Additionally, I recently completed a writing project overhauling a behavior and social sciences statistics textbook. Some selected sidebar essays that may be of interest to a more general audience have been extracted and placed in this section of the website.
(Presented to students in the Honors Program at Asbury University, August, 2021.) As you know, the honors experience here at Asbury is a themed enrichment program – our enduring theme is “Studies in Virtue and Human Value.” One of our program’s guiding questions is, “What gives humans value and dignity?” We all feel valued or at least we feel like we should be valued, and most people are quick to affirm their belief in the dignity of all people. But just beneath this feeling and belief lies the question of “why.” Why do we have this feeling and belief that
Typically, on about the third day of a tour, we visit our first concentration camp, Sachsenhausen. It is located in Oranienburg, a medium-sized medieval city that sits on the banks of the Havel River, just a few kilometers north of the capital; easily accessed with only a Berlin City Rail pass.
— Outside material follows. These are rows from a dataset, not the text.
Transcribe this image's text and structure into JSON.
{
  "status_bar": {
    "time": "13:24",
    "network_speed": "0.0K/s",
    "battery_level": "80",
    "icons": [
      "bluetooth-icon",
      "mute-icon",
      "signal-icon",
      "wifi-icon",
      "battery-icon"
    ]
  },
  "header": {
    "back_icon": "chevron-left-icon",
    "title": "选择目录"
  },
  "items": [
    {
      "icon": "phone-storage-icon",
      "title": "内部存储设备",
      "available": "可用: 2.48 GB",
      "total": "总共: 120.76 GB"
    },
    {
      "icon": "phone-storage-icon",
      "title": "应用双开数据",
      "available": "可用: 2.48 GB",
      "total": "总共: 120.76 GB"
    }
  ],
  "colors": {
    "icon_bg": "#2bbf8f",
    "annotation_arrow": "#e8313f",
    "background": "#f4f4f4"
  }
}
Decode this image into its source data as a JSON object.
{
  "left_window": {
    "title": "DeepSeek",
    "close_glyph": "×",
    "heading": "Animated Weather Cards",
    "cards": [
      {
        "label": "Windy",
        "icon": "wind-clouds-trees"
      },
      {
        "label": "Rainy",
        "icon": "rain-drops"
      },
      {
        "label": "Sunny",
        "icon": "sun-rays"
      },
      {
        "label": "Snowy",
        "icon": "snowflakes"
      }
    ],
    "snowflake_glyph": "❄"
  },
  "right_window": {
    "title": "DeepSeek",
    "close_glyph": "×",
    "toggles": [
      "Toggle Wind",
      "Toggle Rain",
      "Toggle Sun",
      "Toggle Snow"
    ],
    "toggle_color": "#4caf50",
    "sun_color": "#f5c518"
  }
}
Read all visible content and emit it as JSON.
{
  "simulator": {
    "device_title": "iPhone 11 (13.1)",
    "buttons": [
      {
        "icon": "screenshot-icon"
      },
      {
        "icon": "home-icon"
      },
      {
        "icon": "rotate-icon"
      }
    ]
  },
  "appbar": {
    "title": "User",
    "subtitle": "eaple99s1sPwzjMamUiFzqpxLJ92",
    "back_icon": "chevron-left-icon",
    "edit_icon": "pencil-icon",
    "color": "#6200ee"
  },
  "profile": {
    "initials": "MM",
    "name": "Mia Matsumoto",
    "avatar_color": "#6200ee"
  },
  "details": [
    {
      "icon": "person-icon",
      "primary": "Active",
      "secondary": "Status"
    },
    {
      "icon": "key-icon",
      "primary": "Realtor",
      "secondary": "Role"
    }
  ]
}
Sachsenhausen, one of the earliest camps built by the National Socialists, was originally designed to house political prisoners. Over the years, the categories of occupants broadened to include prisoners of war as well as perceived racial and social threats to the state. However, the underlying and all-governing purpose for
On the study abroad tour that I lead to Germany and Poland, we spend half a day each at Auschwitz I and Auschwitz II, more properly known as Auschwitz-Birkenau or just Birkenau. The Birkenau camp contains the iconic railhead, infamous selection platform, ruins of four gas chambers and crematoria, as well as the ordered rows of chimneys stretching out over vast open fields. These poorly functioning appliances being the only remnants left of the dreary and inhospitable barracks that once checkered the grounds inside the electrified and barb-wired fences. Auschwitz I, however, is composed of 22 two-story brick buildings originally
About an hour north on the Regional 1 train out of Berlin brings you to a beautiful German town called Fürstenberg an der Havel (Furstenberg, on the river Havel). Just a short distance to the northeast of Fürstenberg, a 3- to 4-kilometer walk from the train station around a swelling in the Havel called Lake Schwedtsee, sits Ravensbrück Concentration Camp. Ravensbrück was distinct as the only major German-based concentration camp set up exclusively for women prisoners (near the end of the war, the camp was expanded to include a men’s section). In all other respects, it was a typical Nazi
Just one city block down from Checkpoint Charlie on Niederkirchnerstraβe sits the Topography of Terror, a museum intentionally positioned at the site of the former headquarters for various notorious Nazi organizations such as the Gestapo and the Einsatzgruppen (a contingent of the Schutzstaffel, or SS; these were the specialized killing squads that ran riot behind the advancing German lines in the conquered territories of the East, rounding up and killing in mass Jews, Romani and Sinti peoples, as well as other perceived political or biological threats). Running along the front of the main museum building still stands the longest extant